TASK BRIEF
Collect every line in the records below that contains the word "ライセンス登録".

^^^^^^^^^^^^^^^^

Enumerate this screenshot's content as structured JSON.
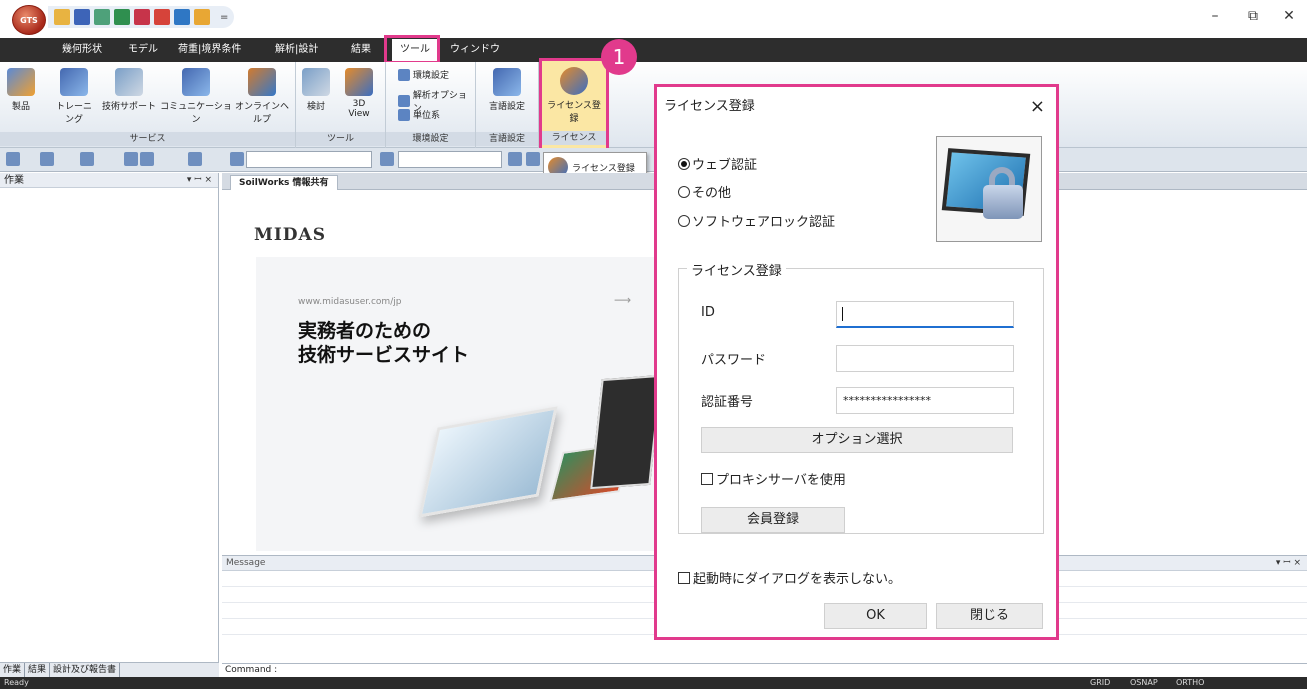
{
  "ribbon": {
    "tabs": [
      "幾何形状",
      "モデル",
      "荷重|境界条件",
      "解析|設計",
      "結果",
      "ツール",
      "ウィンドウ"
    ],
    "active_tab": "ツール",
    "groups": {
      "service": {
        "label": "サービス",
        "buttons": [
          "製品",
          "トレーニング",
          "技術サポート",
          "コミュニケーション",
          "オンラインヘルプ"
        ]
      },
      "tools": {
        "label": "ツール",
        "buttons": [
          "検討",
          "3D\nView"
        ]
      },
      "env": {
        "label": "環境設定",
        "items": [
          "環境設定",
          "解析オプション",
          "単位系"
        ]
      },
      "lang": {
        "label": "言語設定",
        "button": "言語設定"
      },
      "license": {
        "label": "ライセンス",
        "button": "ライセンス登録"
      }
    },
    "step_badge": "1"
  },
  "tooltip": {
    "text": "ライセンス登録"
  },
  "work_panel": {
    "title": "作業",
    "controls": "▾ ꟷ ×",
    "bottom_tabs": [
      "作業",
      "結果",
      "設計及び報告書"
    ]
  },
  "document": {
    "tab": "SoilWorks 情報共有",
    "logo": "MIDAS",
    "url": "www.midasuser.com/jp",
    "headline1": "実務者のための",
    "headline2": "技術サービスサイト"
  },
  "message_panel": {
    "title": "Message",
    "command_label": "Command :"
  },
  "statusbar": {
    "left": "Ready",
    "items": [
      "GRID",
      "OSNAP",
      "ORTHO"
    ]
  },
  "dialog": {
    "title": "ライセンス登録",
    "close": "×",
    "radios": [
      {
        "label": "ウェブ認証",
        "selected": true
      },
      {
        "label": "その他",
        "selected": false
      },
      {
        "label": "ソフトウェアロック認証",
        "selected": false
      }
    ],
    "group_title": "ライセンス登録",
    "fields": {
      "id_label": "ID",
      "id_value": "",
      "password_label": "パスワード",
      "password_value": "",
      "auth_label": "認証番号",
      "auth_value": "****************"
    },
    "option_button": "オプション選択",
    "proxy_checkbox": "プロキシサーバを使用",
    "member_button": "会員登録",
    "startup_checkbox": "起動時にダイアログを表示しない。",
    "ok_button": "OK",
    "close_button": "閉じる"
  },
  "window_controls": {
    "minimize": "–",
    "restore": "⧉",
    "close": "✕"
  },
  "colors": {
    "highlight": "#e13a8c",
    "tabbar": "#2d2d2d",
    "focus_blue": "#1f6fd1"
  }
}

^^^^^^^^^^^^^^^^

RESPONSE TO THIS EXERCISE
        "button": "ライセンス登録"
    "text": "ライセンス登録"
    "title": "ライセンス登録",
    "group_title": "ライセンス登録",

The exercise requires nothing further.